Food safety is a frequent topic here at Root. We start every day with hand washing and sanitizing our kitchen stations to make sure the food we are preparing is safe to consume. A great way to demonstrate how bacteria or yeast (both good and bad) work is to show our students how bread dough rises or how lacto-fermentation works.

In class, we are making a hot sauce using organic chilies from Land's Sake farm and fermenting them with lots of garlic. This process allows good bacteria in, which raises the PH balance of the brine, thus preventing harmful bacteria from spoiling our product. By seeing, smelling, and tasting, our students get a better understanding of how bacteria and yeast work. By preventing the bad, we keep people safe, by elevating the good we keep people happy.


Chef Sam’s Hot Pepper Sauce
2 lbs. red hot chili peppers
½ lb. garlic
¾ lb. red tomatoes
1 cup white vinegar
¼ cup salt
¼ cup sugar

Add the chilis, garlic, and tomatoes to a sauce pot and simmer until ingredients are soft. Puree mixture, in small batches, then return to sauce pot. Simmer the pureed mixture on low until thick. Add the remaining ingredients and simmer for 5 more minutes. Refrigerate once cooled, or process as desired.

Summer is here!

Summer is here which means my life gets a lot easier. I can sit right back relax and just let mother nature do all of the work. A quick saute, a sprinkling of fresh herbs, a glass of chilled wine, and dinner is served!

But what happens when a load of beautiful organic produce from 3 Sisters farm (Ipswich) is left over from the holiday CSA?  I guess it's time to get back to work and to start preparing for the long cold winter. This provides a great teaching opportunity for our class, "What to do with the summer bounty?".  I see kimchi, sauerkraut, pickled squash, giardiniera or frozen stuffed squash for February.
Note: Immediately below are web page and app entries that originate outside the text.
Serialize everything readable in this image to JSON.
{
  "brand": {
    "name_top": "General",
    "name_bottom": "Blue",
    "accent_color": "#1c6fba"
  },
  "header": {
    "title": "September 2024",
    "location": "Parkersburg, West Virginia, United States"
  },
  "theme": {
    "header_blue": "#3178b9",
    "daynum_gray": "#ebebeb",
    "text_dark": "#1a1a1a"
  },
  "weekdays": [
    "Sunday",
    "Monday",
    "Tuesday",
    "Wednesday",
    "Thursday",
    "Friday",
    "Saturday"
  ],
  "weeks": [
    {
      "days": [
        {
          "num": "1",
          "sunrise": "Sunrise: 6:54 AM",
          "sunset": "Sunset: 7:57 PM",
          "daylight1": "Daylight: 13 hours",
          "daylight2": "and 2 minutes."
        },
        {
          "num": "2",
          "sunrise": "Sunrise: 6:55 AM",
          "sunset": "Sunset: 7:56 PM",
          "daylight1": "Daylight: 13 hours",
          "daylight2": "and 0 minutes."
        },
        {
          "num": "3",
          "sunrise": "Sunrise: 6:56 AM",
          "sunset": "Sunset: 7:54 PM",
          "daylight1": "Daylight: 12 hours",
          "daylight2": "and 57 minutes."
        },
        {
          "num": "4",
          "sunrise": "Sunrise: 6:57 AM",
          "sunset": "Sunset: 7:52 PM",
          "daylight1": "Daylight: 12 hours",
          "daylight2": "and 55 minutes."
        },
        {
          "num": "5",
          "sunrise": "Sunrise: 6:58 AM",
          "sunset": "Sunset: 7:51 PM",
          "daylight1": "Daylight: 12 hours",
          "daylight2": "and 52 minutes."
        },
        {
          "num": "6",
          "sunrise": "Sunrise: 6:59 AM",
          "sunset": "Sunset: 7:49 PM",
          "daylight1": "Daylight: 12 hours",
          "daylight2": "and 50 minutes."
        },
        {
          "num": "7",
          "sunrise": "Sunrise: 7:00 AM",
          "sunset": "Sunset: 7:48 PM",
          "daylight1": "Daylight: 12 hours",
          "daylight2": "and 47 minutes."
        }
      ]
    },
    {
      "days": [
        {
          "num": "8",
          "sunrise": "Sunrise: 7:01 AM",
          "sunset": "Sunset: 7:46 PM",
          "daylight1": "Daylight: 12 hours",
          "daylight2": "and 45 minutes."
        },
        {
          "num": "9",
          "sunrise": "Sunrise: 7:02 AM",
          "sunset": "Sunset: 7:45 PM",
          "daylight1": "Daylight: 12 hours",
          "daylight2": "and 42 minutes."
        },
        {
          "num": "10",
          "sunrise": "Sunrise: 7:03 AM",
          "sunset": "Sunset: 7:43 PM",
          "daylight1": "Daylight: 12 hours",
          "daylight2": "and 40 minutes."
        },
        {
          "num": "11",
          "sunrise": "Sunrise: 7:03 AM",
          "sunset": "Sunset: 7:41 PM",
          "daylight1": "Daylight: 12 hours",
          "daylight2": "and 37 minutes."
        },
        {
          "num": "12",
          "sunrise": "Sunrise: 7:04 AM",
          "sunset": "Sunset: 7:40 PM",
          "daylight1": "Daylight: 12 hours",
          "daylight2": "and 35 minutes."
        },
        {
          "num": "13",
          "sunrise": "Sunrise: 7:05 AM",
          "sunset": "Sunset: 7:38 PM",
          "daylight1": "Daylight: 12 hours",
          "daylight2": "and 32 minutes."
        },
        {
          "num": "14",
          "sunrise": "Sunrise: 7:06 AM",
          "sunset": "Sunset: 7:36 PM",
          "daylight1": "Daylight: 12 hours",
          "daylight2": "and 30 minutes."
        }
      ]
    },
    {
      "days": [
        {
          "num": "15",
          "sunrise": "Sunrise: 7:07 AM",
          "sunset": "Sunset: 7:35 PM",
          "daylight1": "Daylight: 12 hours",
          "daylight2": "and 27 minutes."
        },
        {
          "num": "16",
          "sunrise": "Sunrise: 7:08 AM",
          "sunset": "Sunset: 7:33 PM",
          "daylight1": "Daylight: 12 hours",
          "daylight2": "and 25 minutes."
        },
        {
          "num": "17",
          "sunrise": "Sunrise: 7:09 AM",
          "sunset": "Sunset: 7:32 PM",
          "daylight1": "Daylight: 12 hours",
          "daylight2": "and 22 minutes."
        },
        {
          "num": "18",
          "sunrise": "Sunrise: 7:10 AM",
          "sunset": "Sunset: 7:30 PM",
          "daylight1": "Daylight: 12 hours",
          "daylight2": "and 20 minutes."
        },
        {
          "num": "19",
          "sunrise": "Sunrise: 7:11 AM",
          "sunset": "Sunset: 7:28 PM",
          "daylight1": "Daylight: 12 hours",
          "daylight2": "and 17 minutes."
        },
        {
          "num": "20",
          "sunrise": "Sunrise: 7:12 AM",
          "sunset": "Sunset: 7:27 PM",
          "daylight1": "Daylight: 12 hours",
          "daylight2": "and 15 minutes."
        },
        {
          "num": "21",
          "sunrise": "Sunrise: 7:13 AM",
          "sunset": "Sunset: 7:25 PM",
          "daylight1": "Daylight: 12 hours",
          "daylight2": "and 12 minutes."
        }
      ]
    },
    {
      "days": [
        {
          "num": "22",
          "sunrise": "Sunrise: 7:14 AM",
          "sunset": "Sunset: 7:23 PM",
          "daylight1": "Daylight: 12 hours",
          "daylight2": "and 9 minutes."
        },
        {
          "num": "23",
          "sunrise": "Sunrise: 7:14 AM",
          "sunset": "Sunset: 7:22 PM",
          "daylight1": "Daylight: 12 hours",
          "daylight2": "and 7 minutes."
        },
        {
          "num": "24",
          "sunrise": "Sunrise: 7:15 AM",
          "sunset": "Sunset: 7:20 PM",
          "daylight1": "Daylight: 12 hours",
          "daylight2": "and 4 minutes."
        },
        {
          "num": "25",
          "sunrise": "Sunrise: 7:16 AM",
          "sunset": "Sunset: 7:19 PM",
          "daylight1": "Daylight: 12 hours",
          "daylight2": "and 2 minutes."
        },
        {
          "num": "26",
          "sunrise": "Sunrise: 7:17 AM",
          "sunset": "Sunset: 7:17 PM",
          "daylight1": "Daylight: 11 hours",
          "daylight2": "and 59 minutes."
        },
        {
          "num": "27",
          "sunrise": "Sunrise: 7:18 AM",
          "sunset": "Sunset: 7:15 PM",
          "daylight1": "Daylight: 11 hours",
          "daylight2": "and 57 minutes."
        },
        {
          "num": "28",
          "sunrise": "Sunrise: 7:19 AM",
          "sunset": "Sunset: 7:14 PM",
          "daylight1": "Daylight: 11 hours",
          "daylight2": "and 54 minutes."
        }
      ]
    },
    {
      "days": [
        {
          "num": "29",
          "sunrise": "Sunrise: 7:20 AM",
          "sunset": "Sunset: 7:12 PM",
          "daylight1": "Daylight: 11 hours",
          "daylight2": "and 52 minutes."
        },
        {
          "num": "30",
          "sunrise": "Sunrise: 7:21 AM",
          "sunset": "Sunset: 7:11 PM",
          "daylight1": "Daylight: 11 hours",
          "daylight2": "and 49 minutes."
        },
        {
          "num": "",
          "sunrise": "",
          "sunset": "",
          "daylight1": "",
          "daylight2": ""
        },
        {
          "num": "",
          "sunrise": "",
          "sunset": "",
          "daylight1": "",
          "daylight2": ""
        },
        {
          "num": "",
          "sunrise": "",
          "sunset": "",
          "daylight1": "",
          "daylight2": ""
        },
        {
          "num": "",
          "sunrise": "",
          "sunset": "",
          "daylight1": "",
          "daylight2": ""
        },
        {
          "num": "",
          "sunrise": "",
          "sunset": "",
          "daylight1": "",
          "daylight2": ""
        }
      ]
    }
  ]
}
We'll see what direction our program partners want to go but the beautiful product like this will never go to waste.


For the past couple of weeks we have started delivering warm dinners to go on Wednesdays with great success. This week we are offering Cioppino, an Italian fish stew. The first step to making a good stew is making a good stock. In class we broke down black bass so we could use the bones to make stock and the meat will be added later when we build the stew.

Ba´nh mi

We know that we want a ba´nh mi sandwich on our cafe menu but the question was what direction to take it. The original calls for shredded pork and pork liver pate´, while delicious I'm not sure how well it would sell hear in Salem. My answer was to combine the two pork elements and create a country pork pate´seasoned with ginger, garlic and lemongrass. If you wanted to call it an Asian meatloaf I would not be offended. A smear of sriracha aioli, some fresh and pickled vegetables to round it out.

Sam's Bread and Butter Cauliflower Quick Pickles

1 Head of cauliflower, cut into florets
1 white onion, sliced thin
1 red pepper, sliced thin
1 qt. rice wine vinegar
2 c sugar
1 tbl turmeric
2 tbl mustard seeds
1 tsp of poppy seeds

Toss onions, peppers and cauliflower together in a bowl. Simmer the vinegar, sugar, turmeric, mustard seed and poppy seeds for 5 minutes. Pack the jars with the raw vegetables--giving  a little room at the top to allow expansion.
Pour hot liquid over vegetables. Loosely place lid on jar until it cools. Tighten lid when cool. Refrigerate.

Winter Warmth and Barbecue Sauce

In an effort to keep at least my mind warm during the winter, I have been working on a bbq recipe for this summer's farmer's markets'. I don't have a recipe yet but I do know that starting with fresh, whole ingredients changes the idea of bbq sauce for the better. Instead of leading with corn syrup or vinegar we will focus on the natural sweet & sour complexity of tomatoes.